** TRY IT **
Could you reproduce every entry that follows, exactly as shown?

** RECORD EXCERPTS **

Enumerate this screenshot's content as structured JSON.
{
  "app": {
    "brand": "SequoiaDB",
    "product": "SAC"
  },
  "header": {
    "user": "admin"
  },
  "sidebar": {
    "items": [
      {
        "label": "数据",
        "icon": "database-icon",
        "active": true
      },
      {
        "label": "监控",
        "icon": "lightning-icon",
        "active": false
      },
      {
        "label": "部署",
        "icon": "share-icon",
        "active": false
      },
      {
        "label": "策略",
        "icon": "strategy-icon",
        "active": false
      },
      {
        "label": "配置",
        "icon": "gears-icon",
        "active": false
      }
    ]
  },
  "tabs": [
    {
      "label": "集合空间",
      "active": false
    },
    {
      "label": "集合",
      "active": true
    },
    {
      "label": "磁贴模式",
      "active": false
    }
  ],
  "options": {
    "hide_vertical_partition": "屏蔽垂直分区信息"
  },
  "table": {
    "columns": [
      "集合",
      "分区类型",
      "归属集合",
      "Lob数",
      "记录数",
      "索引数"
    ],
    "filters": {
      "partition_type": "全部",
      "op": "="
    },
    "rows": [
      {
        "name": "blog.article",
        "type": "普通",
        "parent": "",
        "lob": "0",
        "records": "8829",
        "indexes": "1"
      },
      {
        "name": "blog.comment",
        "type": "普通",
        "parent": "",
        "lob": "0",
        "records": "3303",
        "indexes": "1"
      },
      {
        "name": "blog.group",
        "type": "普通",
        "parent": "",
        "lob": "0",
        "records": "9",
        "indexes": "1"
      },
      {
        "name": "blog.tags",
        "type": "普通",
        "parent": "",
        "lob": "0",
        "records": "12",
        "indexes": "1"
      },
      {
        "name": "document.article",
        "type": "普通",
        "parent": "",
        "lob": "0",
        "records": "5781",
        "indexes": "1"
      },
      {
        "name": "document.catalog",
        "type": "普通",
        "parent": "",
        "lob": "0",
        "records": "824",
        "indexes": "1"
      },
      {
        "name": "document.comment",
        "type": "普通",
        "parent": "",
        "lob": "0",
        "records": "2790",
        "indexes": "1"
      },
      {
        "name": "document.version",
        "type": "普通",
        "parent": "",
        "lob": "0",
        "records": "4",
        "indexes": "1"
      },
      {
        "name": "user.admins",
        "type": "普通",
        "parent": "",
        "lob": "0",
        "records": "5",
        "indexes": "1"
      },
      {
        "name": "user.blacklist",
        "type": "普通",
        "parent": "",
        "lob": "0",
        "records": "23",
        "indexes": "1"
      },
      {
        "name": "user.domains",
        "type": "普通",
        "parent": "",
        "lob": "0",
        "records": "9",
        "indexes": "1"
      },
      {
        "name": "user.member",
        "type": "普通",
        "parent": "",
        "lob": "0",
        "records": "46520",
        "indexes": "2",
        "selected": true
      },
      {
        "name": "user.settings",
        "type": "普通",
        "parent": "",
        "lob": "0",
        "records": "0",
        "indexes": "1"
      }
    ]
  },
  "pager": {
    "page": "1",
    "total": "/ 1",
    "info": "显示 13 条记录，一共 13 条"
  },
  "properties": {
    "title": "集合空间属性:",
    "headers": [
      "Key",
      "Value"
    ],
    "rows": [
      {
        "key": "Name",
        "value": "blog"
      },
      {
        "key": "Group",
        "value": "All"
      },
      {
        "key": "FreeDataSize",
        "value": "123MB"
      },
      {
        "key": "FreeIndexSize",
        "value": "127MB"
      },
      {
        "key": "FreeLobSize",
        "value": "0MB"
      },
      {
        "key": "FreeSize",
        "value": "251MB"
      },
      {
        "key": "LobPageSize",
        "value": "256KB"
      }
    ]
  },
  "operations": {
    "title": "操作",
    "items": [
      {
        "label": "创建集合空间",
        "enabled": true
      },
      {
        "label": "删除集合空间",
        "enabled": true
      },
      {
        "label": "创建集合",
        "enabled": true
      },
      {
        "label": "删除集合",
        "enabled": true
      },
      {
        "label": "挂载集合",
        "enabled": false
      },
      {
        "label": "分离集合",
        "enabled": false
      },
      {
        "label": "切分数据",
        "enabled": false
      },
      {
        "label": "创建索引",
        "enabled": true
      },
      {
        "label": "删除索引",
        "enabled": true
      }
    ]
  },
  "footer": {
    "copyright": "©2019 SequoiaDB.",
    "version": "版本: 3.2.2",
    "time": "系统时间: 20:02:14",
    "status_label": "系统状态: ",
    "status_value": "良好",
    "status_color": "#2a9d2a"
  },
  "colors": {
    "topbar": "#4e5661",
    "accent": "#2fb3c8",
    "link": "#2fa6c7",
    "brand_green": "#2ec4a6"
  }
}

** TASK RESULT **
Enumerate this screenshot's content as structured JSON.
{
  "app": {
    "brand": "SequoiaDB",
    "product": "SAC"
  },
  "header": {
    "user": "admin"
  },
  "sidebar": {
    "items": [
      {
        "label": "数据",
        "icon": "database-icon",
        "active": true
      },
      {
        "label": "监控",
        "icon": "lightning-icon",
        "active": false
      },
      {
        "label": "部署",
        "icon": "share-icon",
        "active": false
      },
      {
        "label": "策略",
        "icon": "strategy-icon",
        "active": false
      },
      {
        "label": "配置",
        "icon": "gears-icon",
        "active": false
      }
    ]
  },
  "tabs": [
    {
      "label": "集合空间",
      "active": false
    },
    {
      "label": "集合",
      "active": true
    },
    {
      "label": "磁贴模式",
      "active": false
    }
  ],
  "options": {
    "hide_vertical_partition": "屏蔽垂直分区信息"
  },
  "table": {
    "columns": [
      "集合",
      "分区类型",
      "归属集合",
      "Lob数",
      "记录数",
      "索引数"
    ],
    "filters": {
      "partition_type": "全部",
      "op": "="
    },
    "rows": [
      {
        "name": "blog.article",
        "type": "普通",
        "parent": "",
        "lob": "0",
        "records": "8829",
        "indexes": "1"
      },
      {
        "name": "blog.comment",
        "type": "普通",
        "parent": "",
        "lob": "0",
        "records": "3303",
        "indexes": "1"
      },
      {
        "name": "blog.group",
        "type": "普通",
        "parent": "",
        "lob": "0",
        "records": "9",
        "indexes": "1"
      },
      {
        "name": "blog.tags",
        "type": "普通",
        "parent": "",
        "lob": "0",
        "records": "12",
        "indexes": "1"
      },
      {
        "name": "document.article",
        "type": "普通",
        "parent": "",
        "lob": "0",
        "records": "5781",
        "indexes": "1"
      },
      {
        "name": "document.catalog",
        "type": "普通",
        "parent": "",
        "lob": "0",
        "records": "824",
        "indexes": "1"
      },
      {
        "name": "document.comment",
        "type": "普通",
        "parent": "",
        "lob": "0",
        "records": "2790",
        "indexes": "1"
      },
      {
        "name": "document.version",
        "type": "普通",
        "parent": "",
        "lob": "0",
        "records": "4",
        "indexes": "1"
      },
      {
        "name": "user.admins",
        "type": "普通",
        "parent": "",
        "lob": "0",
        "records": "5",
        "indexes": "1"
      },
      {
        "name": "user.blacklist",
        "type": "普通",
        "parent": "",
        "lob": "0",
        "records": "23",
        "indexes": "1"
      },
      {
        "name": "user.domains",
        "type": "普通",
        "parent": "",
        "lob": "0",
        "records": "9",
        "indexes": "1"
      },
      {
        "name": "user.member",
        "type": "普通",
        "parent": "",
        "lob": "0",
        "records": "46520",
        "indexes": "2",
        "selected": true
      },
      {
        "name": "user.settings",
        "type": "普通",
        "parent": "",
        "lob": "0",
        "records": "0",
        "indexes": "1"
      }
    ]
  },
  "pager": {
    "page": "1",
    "total": "/ 1",
    "info": "显示 13 条记录，一共 13 条"
  },
  "properties": {
    "title": "集合空间属性:",
    "headers": [
      "Key",
      "Value"
    ],
    "rows": [
      {
        "key": "Name",
        "value": "blog"
      },
      {
        "key": "Group",
        "value": "All"
      },
      {
        "key": "FreeDataSize",
        "value": "123MB"
      },
      {
        "key": "FreeIndexSize",
        "value": "127MB"
      },
      {
        "key": "FreeLobSize",
        "value": "0MB"
      },
      {
        "key": "FreeSize",
        "value": "251MB"
      },
      {
        "key": "LobPageSize",
        "value": "256KB"
      }
    ]
  },
  "operations": {
    "title": "操作",
    "items": [
      {
        "label": "创建集合空间",
        "enabled": true
      },
      {
        "label": "删除集合空间",
        "enabled": true
      },
      {
        "label": "创建集合",
        "enabled": true
      },
      {
        "label": "删除集合",
        "enabled": true
      },
      {
        "label": "挂载集合",
        "enabled": false
      },
      {
        "label": "分离集合",
        "enabled": false
      },
      {
        "label": "切分数据",
        "enabled": false
      },
      {
        "label": "创建索引",
        "enabled": true
      },
      {
        "label": "删除索引",
        "enabled": true
      }
    ]
  },
  "footer": {
    "copyright": "©2019 SequoiaDB.",
    "version": "版本: 3.2.2",
    "time": "系统时间: 20:02:14",
    "status_label": "系统状态: ",
    "status_value": "良好",
    "status_color": "#2a9d2a"
  },
  "colors": {
    "topbar": "#4e5661",
    "accent": "#2fb3c8",
    "link": "#2fa6c7",
    "brand_green": "#2ec4a6"
  }
}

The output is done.